NOTE: Fixed the incorrect link to the presentation on Scribd.com. Thanks to Dr. Chase for pointing it out!! – Paul.
Well, its another New Year and time to look forward to the year ahead – and back. 2010 was an eventful year here in town, what with the continuing economic crisis putting a strain on town finances lively races for both the Board of Selectmen and School Committee, and – of all things – a contentious and ultimately unsuccessful push for a Prop 2 1/2 override.
Frankly, after all that activity and what was a trying year on School Committee, I needed to take a bit of a break from the raft of big, hard to solve problems facing Belmont and focus on something smaller. To that end, I put some time an energy helping sort out the question of whether or not newer generation multi-space parking meters might be a worthwhile investment and a (welcome) new revenue stream for Belmont. My presentation to the Board of Selectmen, which I gave on December 21, is posted online and available here. Stay tuned for more on this idea as the Town and Board of Selectmen looks more closely at the parking meter question.
In any case, researching the parking meter issue was refreshing in a way – when you consider that we could collect an extra $300,000 in revenue over the next 10 years just by asking the folks who park in front of the Commuter Rail station on Royal Road to pay for the privilege…well…you start to think about what other piles of unrealized revenues are sitting out there undiscovered? Of course there are other locations for meter deployments and associated revenue (back of the envelope says $1 million in net revenue over 10 years for ~8 multi space meters to cover Leonard Street and Alexander Street). What else – some development? Maybe the Municipal Light building? Development along Prospect Street and Cushing Square?
Of course, none of these things will change the big picture, but each little bit of revenue starts to tip the scales – easing the tensions between competing factions in town and making it easier to find a compromise. Of course, nothing of this sort will happen in time to save the town from a painful budget cycle and, barring a new and successful override effort, the cuts this time around will be both deep and painful – impossible to hide.
My new year’s resolution is to do more to work cooperatively within the town to help us find answers to these painful budgeting questions but, also, to fight to preserve what I think is Belmont’s great and decades-long tradition of fostering excellent, public education and a nurturing, safe community.
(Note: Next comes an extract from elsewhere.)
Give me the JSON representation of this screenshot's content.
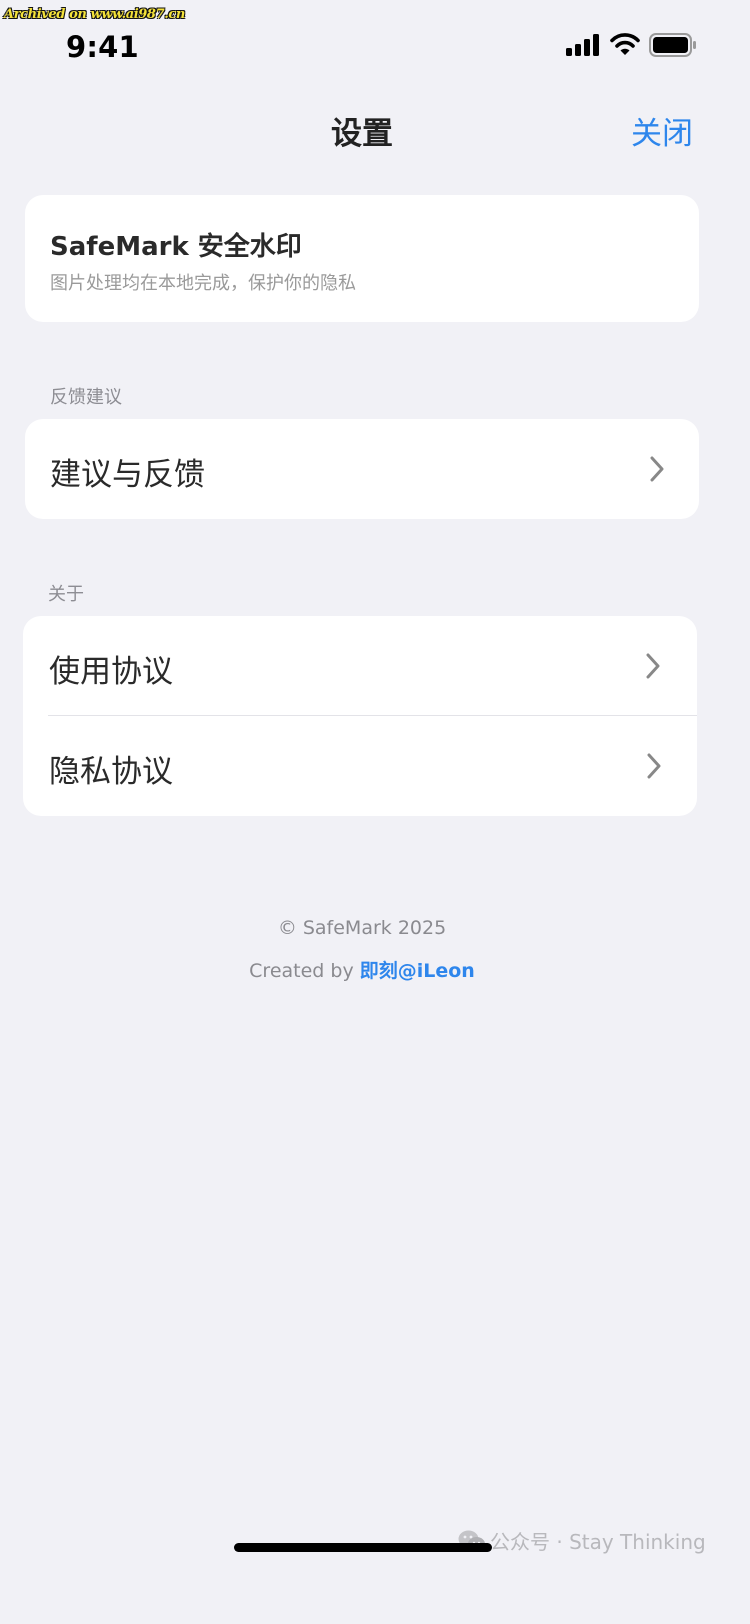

I hope that we, as a town, can resolve to finally tackling the town’s budget problems in a serious way and moving past the “what ifs” to put Belmont on the road to a bright future.